Greece's total debt at the end-April 2010 was approximately €319 billion. Of that figure, the vast majority — approximately €294 billion — was in the form of bonds, with another €8.6 billion issued as Treasury bills. Virtually all of this debt stock was denominated in Euros. Small amounts (in aggregate, less than 2% of the total) are outstanding in US dollars, Japanese yen and Swiss francs. Information about the holders of Greek bonds is anecdotal.From press reports it appears that French and German banks have the heaviest exposures, but mutual funds, pension funds, insurance companies, hedge funds and other categories of investors also own Greek bonds. Significantly, the extent of retail ownership appears to be small.
A large amount of Greek bonds have been discounted by European commercial banks with the European Central Bank (ECB). On May 3 2010, the ECB announced that those bonds would continue to be eligible for discounting, notwithstanding the downgrading of Greek bonds that occurred the previous week.
Legal aspects of the debt stock
The salient feature of Greece's bond debt is that approximately 90% of the total is governed by Greek law.
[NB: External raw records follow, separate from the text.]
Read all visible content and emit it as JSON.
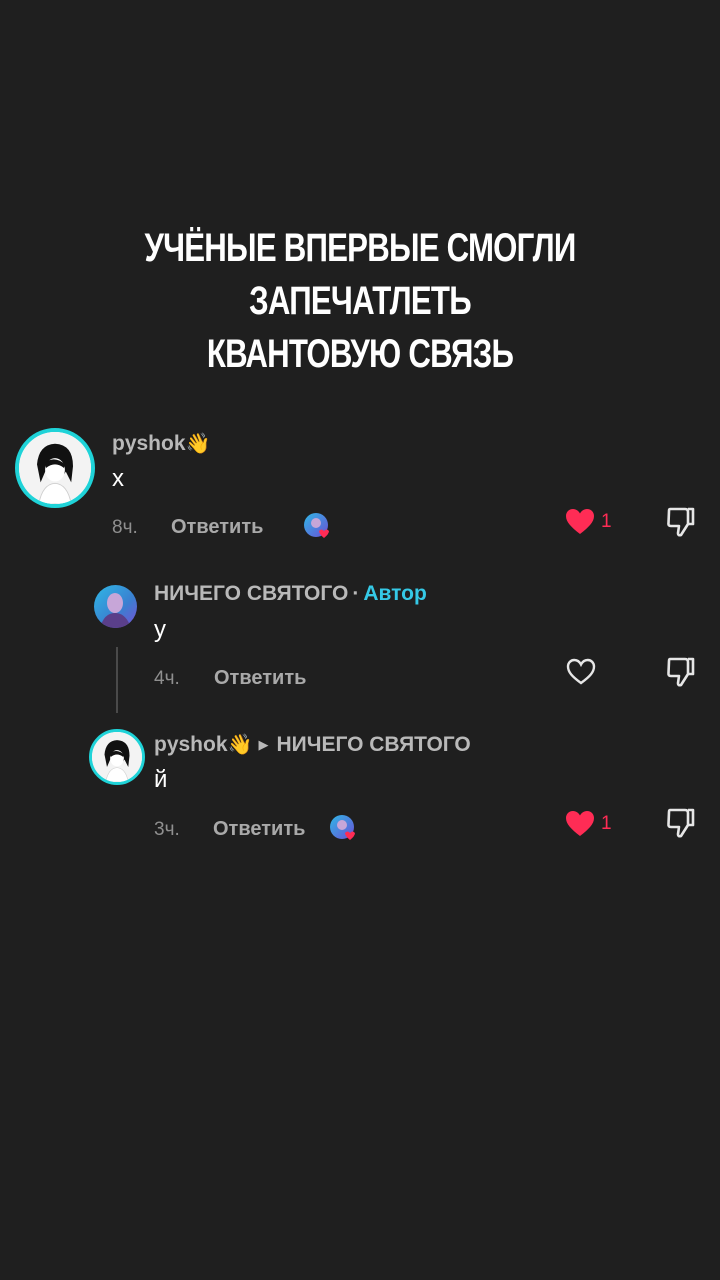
{
  "headline": {
    "line1": "УЧЁНЫЕ ВПЕРВЫЕ СМОГЛИ",
    "line2": "ЗАПЕЧАТЛЕТЬ",
    "line3": "КВАНТОВУЮ СВЯЗЬ"
  },
  "colors": {
    "background": "#1f1f1f",
    "like_red": "#ff2c55",
    "author_accent": "#35c9e6",
    "ring": "#1fd3d8"
  },
  "comments": [
    {
      "username": "pyshok",
      "username_emoji": "👋",
      "text": "х",
      "time": "8ч.",
      "reply_label": "Ответить",
      "liked": true,
      "likes": "1",
      "liked_by_author_icon": "author-heart-avatar-icon",
      "dislike_icon": "thumbs-down-icon"
    },
    {
      "username": "НИЧЕГО СВЯТОГО",
      "separator": "·",
      "author_tag": "Автор",
      "text": "у",
      "time": "4ч.",
      "reply_label": "Ответить",
      "liked": false,
      "like_icon": "heart-outline-icon",
      "dislike_icon": "thumbs-down-icon"
    },
    {
      "username": "pyshok",
      "username_emoji": "👋",
      "reply_arrow": "▶",
      "reply_to": "НИЧЕГО СВЯТОГО",
      "text": "й",
      "time": "3ч.",
      "reply_label": "Ответить",
      "liked": true,
      "likes": "1",
      "liked_by_author_icon": "author-heart-avatar-icon",
      "dislike_icon": "thumbs-down-icon"
    }
  ]
}
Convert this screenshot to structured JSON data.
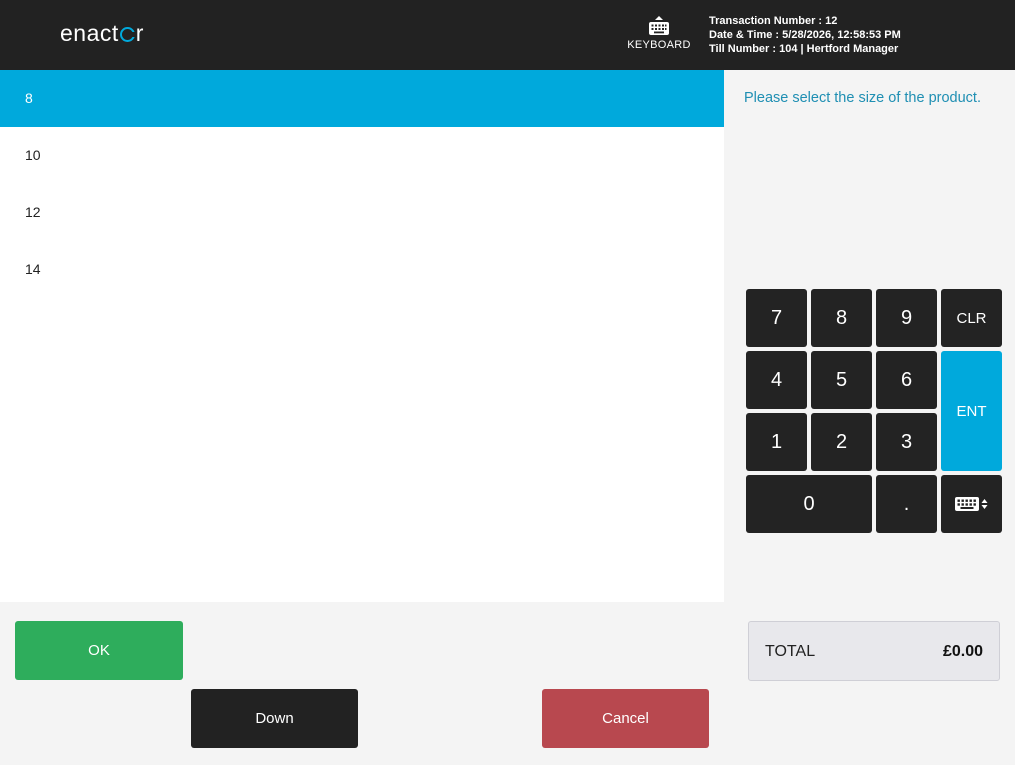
{
  "header": {
    "logo_text": "enactor",
    "keyboard_label": "KEYBOARD",
    "transaction_number": "Transaction Number : 12",
    "date_time": "Date & Time : 5/28/2026, 12:58:53 PM",
    "till_number": "Till Number : 104  |  Hertford Manager"
  },
  "size_list": {
    "items": [
      "8",
      "10",
      "12",
      "14"
    ],
    "selected_index": 0
  },
  "prompt": "Please select the size of the product.",
  "keypad": {
    "keys": [
      "7",
      "8",
      "9",
      "CLR",
      "4",
      "5",
      "6",
      "ENT",
      "1",
      "2",
      "3",
      "0",
      "."
    ],
    "keyboard_toggle_icon": "keyboard-toggle-icon"
  },
  "buttons": {
    "ok": "OK",
    "down": "Down",
    "cancel": "Cancel"
  },
  "total": {
    "label": "TOTAL",
    "value": "£0.00"
  },
  "colors": {
    "accent": "#00a9dc",
    "ok": "#2ead5c",
    "cancel": "#b8484f",
    "dark": "#222222"
  }
}
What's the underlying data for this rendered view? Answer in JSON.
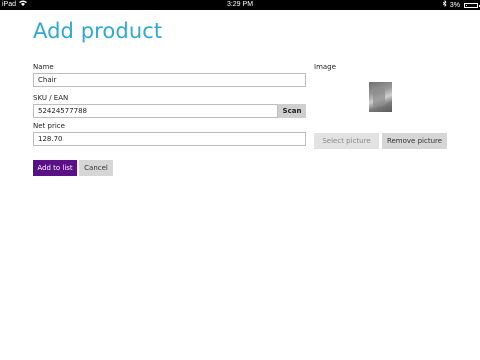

Only about €25 billion of the bond debt was issued under the law of another jurisdiction, and most of that was under...